“The NOW are probably ending their first peak flight this week. One indicator of delayed development has been the timing of the May sprays, which typically happen in the latter part of April. This year, applications were mostly timed in the first week of May.
“I’m hardly hearing anything about mites, and with the current weather I don’t expect them to make much of an appearance for a while.
“In walnuts, codling moths started picking up. They were generally in the normal time range, maybe a bit on the later side of it. Based on trap counts in orchards we monitor, the 1B timing should be in the third week of May, around May 25. That timing can vary, of course, depending on the orchard.
“I was on one farm call this week where the grower had a relatively high level of damage in almonds by plant bugs or stink bugs. We weren’t able to find any insects that might have caused it. We are finding brown marmorated stink bugs in almonds and peaches. The first sightings were in April and that is continuing. Stink bugs have been active on the east side of Stanislaus County in almonds.”

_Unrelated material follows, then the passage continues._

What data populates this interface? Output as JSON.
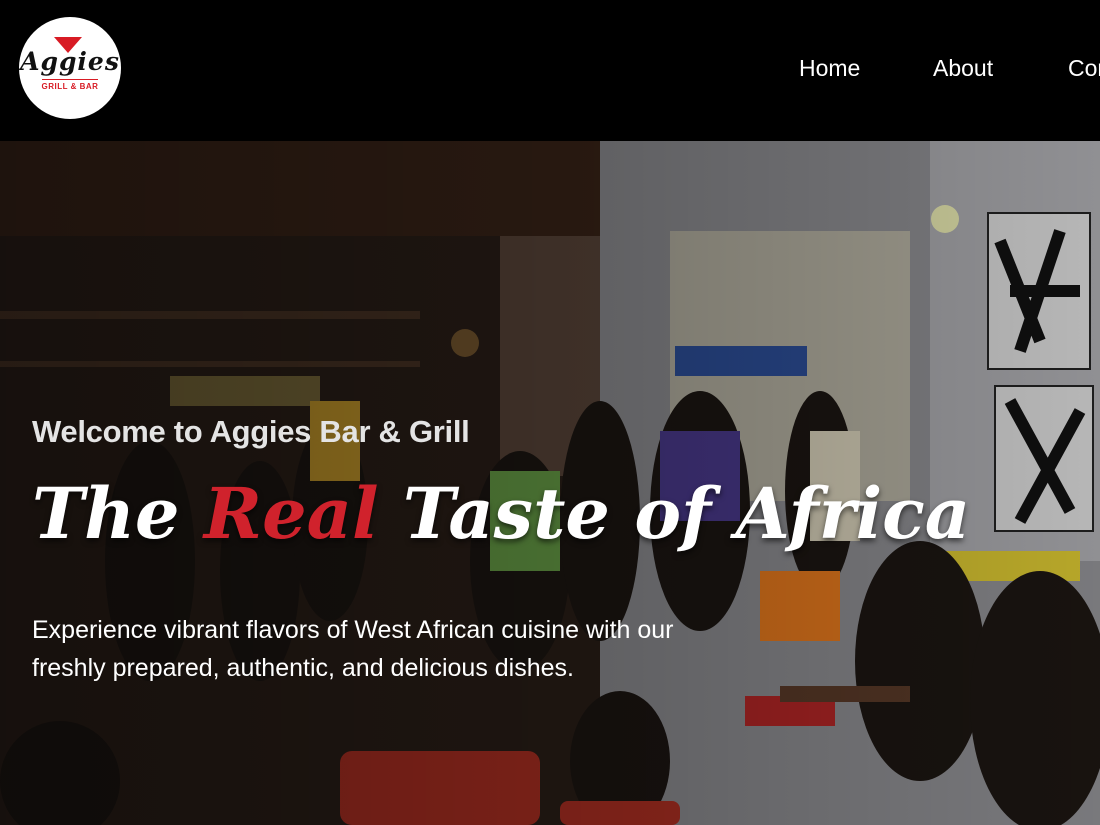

Dale Deshane, PCA, Supervised Control, Bakersfield:
“Rain has been chasing me all day (5/16). Every time I get somewhere, it starts raining again. So far, the big rain came last Friday (5/10). In one location near Edison – which is east of Bakersfield – the total hit 2.25 inches. In other places south of Bakersfield, the amounts ran from 1.5 to 1.75 inches. Around Mettler down by the Grapevine it rained 1.5 to 1.85 inches. Again, that was a week ago. For this time of the year, that is a lot of rain, although areas north of Bakersfield didn’t get too much during that period.
“Showers today have been light and it’s been raining off and on, but rain is in the forecast for the next 4 to 5 days.
“Before the rain, mites had started moving into the middle of almond trees, and we sprayed quite a few blocks the week before the rain. We’ll see how things look next week. Also, we knocked down green stink bugs last week.
“Rust is starting to pick up a little more. Alternaria is, too, especially in the Montereys. These are ideal conditions for it – rain every few days. I’m afraid it will really take off once the weather warms up again and humidity sets in.
“We were putting out ant bait but then temporarily pulled back on that due to the rain. Herbicides have been going out here and there.
“In pistachios, we started our nutrient spray and the first spray for the little bugs. Most of our pistachios are in the Buttonwillow, Shafter and Wasco areas, and they missed the rain, so we didn’t include a fungicide. With this current round of rain, we’ll see what happens.
“The first alternaria spray in pistachios is going out where we had big blowups last year. But with all this rain, we’ll probably go across everything at least one time. That probably will happen in the tail end of June unless it rains a lot more before then.
“In cotton, we’re pretty much going across everything with a miticide and Roundup ahead of the first water. We saw a few spikes with worms and some people sprayed. But in my cotton, they seemed to cycle through. Mainly, we’ve found cabbage loopers and small numbers of beet armyworms.
“We’ve started sweeping some of our biggest cotton and are picking up lygus counts at 1 to 4, and that cotton isn’t even squaring yet. Some is pushing the sixth leaf and should be squaring next week.